▸ LISTED RECORDS

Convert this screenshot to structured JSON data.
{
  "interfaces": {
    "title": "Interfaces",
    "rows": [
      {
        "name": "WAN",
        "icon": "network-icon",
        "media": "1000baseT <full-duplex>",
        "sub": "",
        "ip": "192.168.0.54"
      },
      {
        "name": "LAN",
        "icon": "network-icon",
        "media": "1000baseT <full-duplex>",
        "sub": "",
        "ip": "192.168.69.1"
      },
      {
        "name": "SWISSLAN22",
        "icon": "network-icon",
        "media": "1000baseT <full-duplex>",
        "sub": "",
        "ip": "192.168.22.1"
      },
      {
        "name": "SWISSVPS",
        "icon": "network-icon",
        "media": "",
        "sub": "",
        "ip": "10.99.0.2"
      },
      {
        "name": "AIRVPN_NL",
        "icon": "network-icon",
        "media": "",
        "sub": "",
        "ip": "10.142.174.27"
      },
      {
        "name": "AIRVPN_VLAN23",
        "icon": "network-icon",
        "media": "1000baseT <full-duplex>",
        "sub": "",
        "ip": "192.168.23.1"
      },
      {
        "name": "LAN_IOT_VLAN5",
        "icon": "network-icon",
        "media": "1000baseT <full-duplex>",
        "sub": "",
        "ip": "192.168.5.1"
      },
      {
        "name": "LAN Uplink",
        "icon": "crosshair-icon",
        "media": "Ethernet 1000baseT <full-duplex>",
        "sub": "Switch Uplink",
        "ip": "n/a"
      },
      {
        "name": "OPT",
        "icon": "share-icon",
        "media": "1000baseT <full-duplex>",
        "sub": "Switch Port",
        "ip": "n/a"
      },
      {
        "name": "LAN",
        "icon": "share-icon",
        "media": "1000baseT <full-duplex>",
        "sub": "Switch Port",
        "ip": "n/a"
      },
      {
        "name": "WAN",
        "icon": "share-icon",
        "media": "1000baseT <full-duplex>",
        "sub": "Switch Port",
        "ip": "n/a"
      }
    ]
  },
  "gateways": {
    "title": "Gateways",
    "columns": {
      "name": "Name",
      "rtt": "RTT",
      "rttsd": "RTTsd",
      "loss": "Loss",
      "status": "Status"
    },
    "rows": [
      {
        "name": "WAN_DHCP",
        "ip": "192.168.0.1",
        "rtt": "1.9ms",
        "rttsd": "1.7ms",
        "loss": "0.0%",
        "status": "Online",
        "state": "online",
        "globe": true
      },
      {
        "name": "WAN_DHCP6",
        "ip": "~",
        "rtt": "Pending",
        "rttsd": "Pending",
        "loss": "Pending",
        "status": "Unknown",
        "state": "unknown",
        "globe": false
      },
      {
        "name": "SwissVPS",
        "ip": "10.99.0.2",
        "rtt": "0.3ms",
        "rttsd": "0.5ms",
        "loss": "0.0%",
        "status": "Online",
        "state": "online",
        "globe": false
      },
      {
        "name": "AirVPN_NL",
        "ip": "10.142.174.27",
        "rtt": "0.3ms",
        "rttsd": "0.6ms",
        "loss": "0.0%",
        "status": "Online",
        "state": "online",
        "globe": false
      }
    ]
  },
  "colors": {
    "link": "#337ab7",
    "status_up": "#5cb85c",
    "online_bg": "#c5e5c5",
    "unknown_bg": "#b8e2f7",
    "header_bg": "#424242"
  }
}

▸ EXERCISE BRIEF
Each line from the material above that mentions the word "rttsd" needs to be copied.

▸ REPLY TO THE TASK
      "rttsd": "RTTsd",
        "rttsd": "1.7ms",
        "rttsd": "Pending",
        "rttsd": "0.5ms",
        "rttsd": "0.6ms",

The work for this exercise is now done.